If it could be wiped, I wiped it.
If it could be disinfected, I disinfected it.
If it could be scrubbed, I scrubbed it to within an inch of its life.
If it could be squeezed out of a rodent's behind, I attacked it with no less than seven different exclamations of disgust and no less than five different cleaning products. “Kills 99% of bacteria” read one label. “Hmmm.” I thought. “That’s not going to do. Better get another couple of products in here.”
Yes, today was my Major Classroom Cleaning Day. I’m a week away from the first day of school and spent many hours today wielding Goo Gone, cleaning spray, nail polish remover, white board cleaner, sponges, rags, paper towels, and cleaning wipes.
Dust, stray tape, pencil marks, crayon streaks, label residue, mouse poop, sticky blobs—you name it, I conquered it. When I had finished with all the hard surfaces, I rounded up all of the pillowcases, rag rugs, and fabric shelf covers in the classroom and headed home to hit the laundry room. On the way out I stopped in to check in on another teacher who had spent the afternoon in a similar cleaning frenzy.
“Wait—you’re washing your stuffed animals?” I asked, eyeing a bag of fur. I guess I had thought that plush alligators were somehow immune to the layer of grime that accumulated everywhere else in the classroom. As images of sneezes, nose-picking, jellied fingers, and pencil shavings flashed through my head, I calculated that I had never. Actually. Ever. Washed those stuffed animals. Ever. And some of them I’ve had for 10 years.
At home, I crammed heaping armfuls into the two industrial sized machines in my apartment’s laundry room. Who knew that stuffed animals could just be…washed in the washing machine? And who knew that the kangaroo’s belly was actually white and not a dull gray?
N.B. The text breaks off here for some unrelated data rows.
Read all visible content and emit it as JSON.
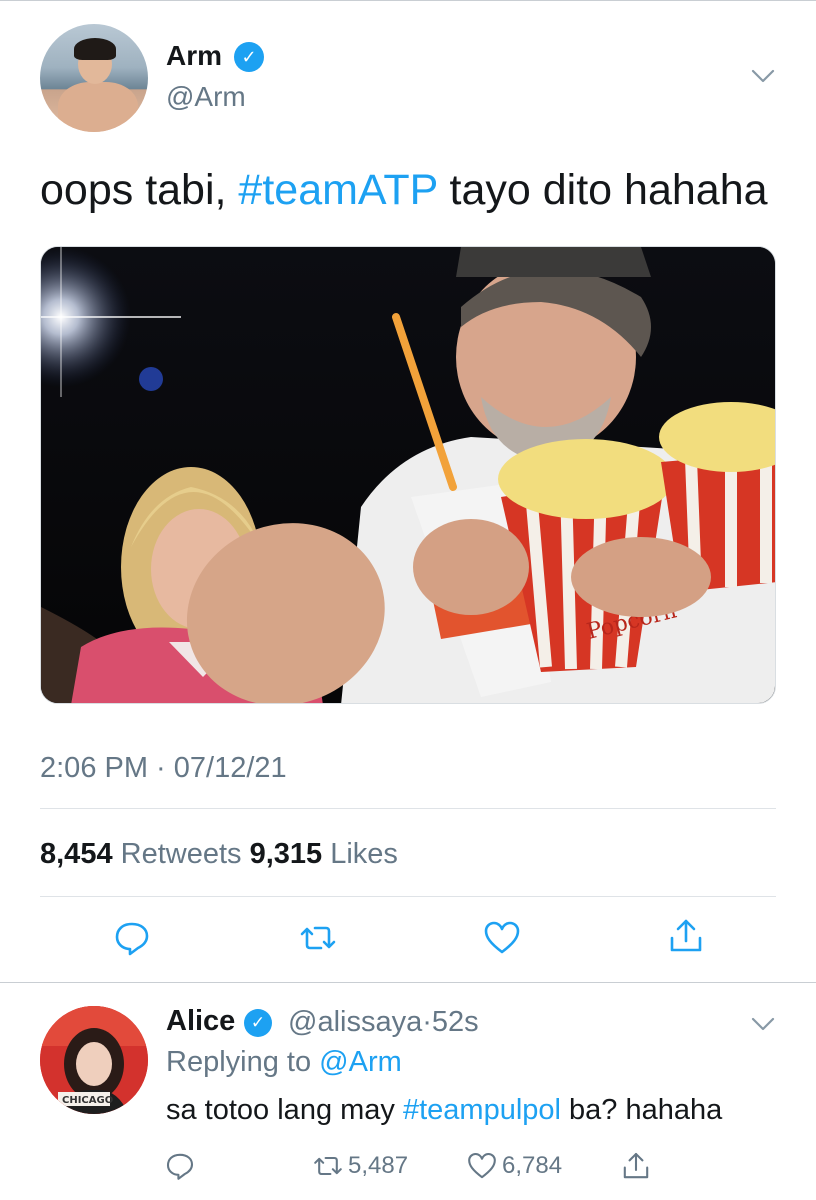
{
  "tweet": {
    "author_name": "Arm",
    "author_handle": "@Arm",
    "text_before": "oops tabi, ",
    "hashtag": "#teamATP",
    "text_after": " tayo dito hahaha",
    "timestamp": "2:06 PM · 07/12/21",
    "retweets_count": "8,454",
    "retweets_label": "Retweets",
    "likes_count": "9,315",
    "likes_label": "Likes",
    "image_overlay_text": "Popcorn",
    "icons": [
      "verified-badge-icon",
      "chevron-down-icon",
      "reply-icon",
      "retweet-icon",
      "like-icon",
      "share-icon"
    ]
  },
  "reply": {
    "author_name": "Alice",
    "author_handle": "@alissaya",
    "separator": "·",
    "time_ago": "52s",
    "replying_to_label": "Replying to",
    "replying_to_handle": "@Arm",
    "text_before": "sa totoo lang may ",
    "hashtag": "#teampulpol",
    "text_after": " ba? hahaha",
    "retweets": "5,487",
    "likes": "6,784",
    "avatar_text": "CHICAGO"
  },
  "colors": {
    "accent": "#1da1f2",
    "secondary_text": "#657786",
    "primary_text": "#14171a"
  }
}
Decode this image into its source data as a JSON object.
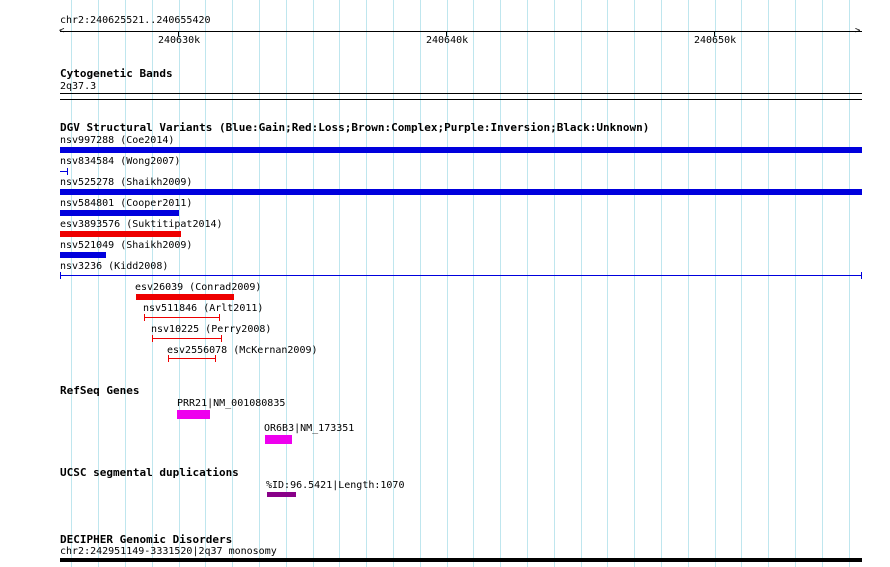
{
  "ruler": {
    "location": "chr2:240625521..240655420",
    "ticks": [
      "240630k",
      "240640k",
      "240650k"
    ]
  },
  "cytoband": {
    "title": "Cytogenetic Bands",
    "band": "2q37.3"
  },
  "dgv": {
    "title": "DGV Structural Variants (Blue:Gain;Red:Loss;Brown:Complex;Purple:Inversion;Black:Unknown)",
    "colors": {
      "gain": "#0000dd",
      "loss": "#ee0000"
    },
    "items": [
      {
        "label": "nsv997288 (Coe2014)"
      },
      {
        "label": "nsv834584 (Wong2007)"
      },
      {
        "label": "nsv525278 (Shaikh2009)"
      },
      {
        "label": "nsv584801 (Cooper2011)"
      },
      {
        "label": "esv3893576 (Suktitipat2014)"
      },
      {
        "label": "nsv521049 (Shaikh2009)"
      },
      {
        "label": "nsv3236 (Kidd2008)"
      },
      {
        "label": "esv26039 (Conrad2009)"
      },
      {
        "label": "nsv511846 (Arlt2011)"
      },
      {
        "label": "nsv10225 (Perry2008)"
      },
      {
        "label": "esv2556078 (McKernan2009)"
      }
    ]
  },
  "refseq": {
    "title": "RefSeq Genes",
    "color": "#ee00ee",
    "items": [
      {
        "label": "PRR21|NM_001080835"
      },
      {
        "label": "OR6B3|NM_173351"
      }
    ]
  },
  "segdup": {
    "title": "UCSC segmental duplications",
    "color": "#880088",
    "items": [
      {
        "label": "%ID:96.5421|Length:1070"
      }
    ]
  },
  "decipher": {
    "title": "DECIPHER Genomic Disorders",
    "items": [
      {
        "label": "chr2:242951149-3331520|2q37 monosomy"
      }
    ]
  }
}
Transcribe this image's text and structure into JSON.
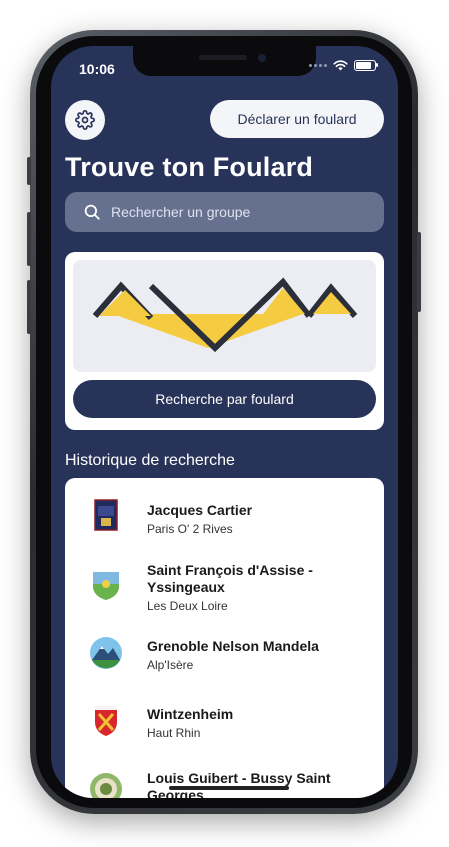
{
  "status_bar": {
    "time": "10:06"
  },
  "header": {
    "settings_icon": "gear-icon",
    "declare_label": "Déclarer un foulard",
    "title": "Trouve ton Foulard"
  },
  "search": {
    "placeholder": "Rechercher un groupe",
    "icon": "search-icon"
  },
  "foulard_card": {
    "button_label": "Recherche par foulard",
    "colors": {
      "yellow": "#f5cb42",
      "dark": "#2a2f3a"
    }
  },
  "history": {
    "title": "Historique de recherche",
    "items": [
      {
        "name": "Jacques Cartier",
        "sub": "Paris O' 2 Rives",
        "logo": "group-logo"
      },
      {
        "name": "Saint François d'Assise - Yssingeaux",
        "sub": "Les Deux Loire",
        "logo": "group-logo"
      },
      {
        "name": "Grenoble Nelson Mandela",
        "sub": "Alp'Isère",
        "logo": "group-logo"
      },
      {
        "name": "Wintzenheim",
        "sub": "Haut Rhin",
        "logo": "group-logo"
      },
      {
        "name": "Louis Guibert - Bussy Saint Georges",
        "sub": "",
        "logo": "group-logo"
      }
    ]
  },
  "colors": {
    "background": "#28335a",
    "card": "#ffffff",
    "search_bg": "#66708f"
  }
}
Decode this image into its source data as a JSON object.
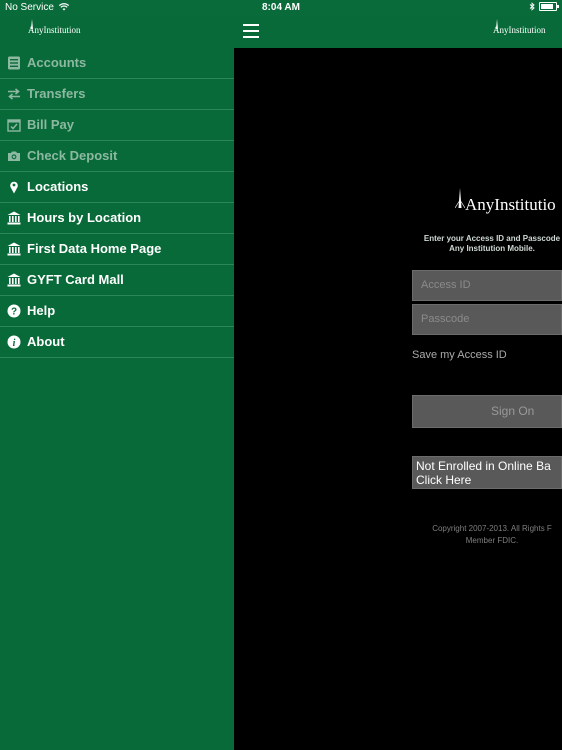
{
  "status_bar": {
    "carrier": "No Service",
    "time": "8:04 AM"
  },
  "top_bar": {
    "logo_left": "AnyInstitution",
    "logo_right": "AnyInstitution"
  },
  "sidebar": {
    "items": [
      {
        "label": "Accounts",
        "icon": "accounts-icon",
        "enabled": false
      },
      {
        "label": "Transfers",
        "icon": "transfer-arrows-icon",
        "enabled": false
      },
      {
        "label": "Bill Pay",
        "icon": "calendar-check-icon",
        "enabled": false
      },
      {
        "label": "Check Deposit",
        "icon": "camera-icon",
        "enabled": false
      },
      {
        "label": "Locations",
        "icon": "location-pin-icon",
        "enabled": true
      },
      {
        "label": "Hours by Location",
        "icon": "bank-icon",
        "enabled": true
      },
      {
        "label": "First Data Home Page",
        "icon": "bank-icon",
        "enabled": true
      },
      {
        "label": "GYFT Card Mall",
        "icon": "bank-icon",
        "enabled": true
      },
      {
        "label": "Help",
        "icon": "help-icon",
        "enabled": true
      },
      {
        "label": "About",
        "icon": "info-icon",
        "enabled": true
      }
    ]
  },
  "login": {
    "logo": "AnyInstitutio",
    "instruction_line1": "Enter your Access ID and Passcode",
    "instruction_line2": "Any Institution Mobile.",
    "access_id_placeholder": "Access ID",
    "passcode_placeholder": "Passcode",
    "save_label": "Save my Access ID",
    "sign_on": "Sign On",
    "enroll_line1": "Not Enrolled in Online Ba",
    "enroll_line2": "Click Here",
    "copyright_line1": "Copyright 2007-2013. All Rights F",
    "copyright_line2": "Member FDIC."
  },
  "colors": {
    "brand_green": "#086a38",
    "background": "#000000"
  }
}
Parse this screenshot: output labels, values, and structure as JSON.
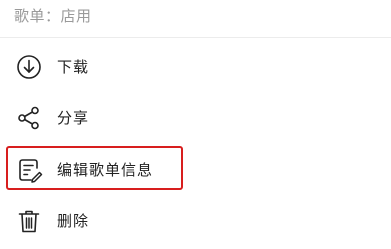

Tomorrow everything in the room will be multiple shades lighter than it started off today, and closer to being ready for the first day of school. I plan to request that the children refrain from sneezing, nose-picking, eating, and sharpening pencils until at least the second day.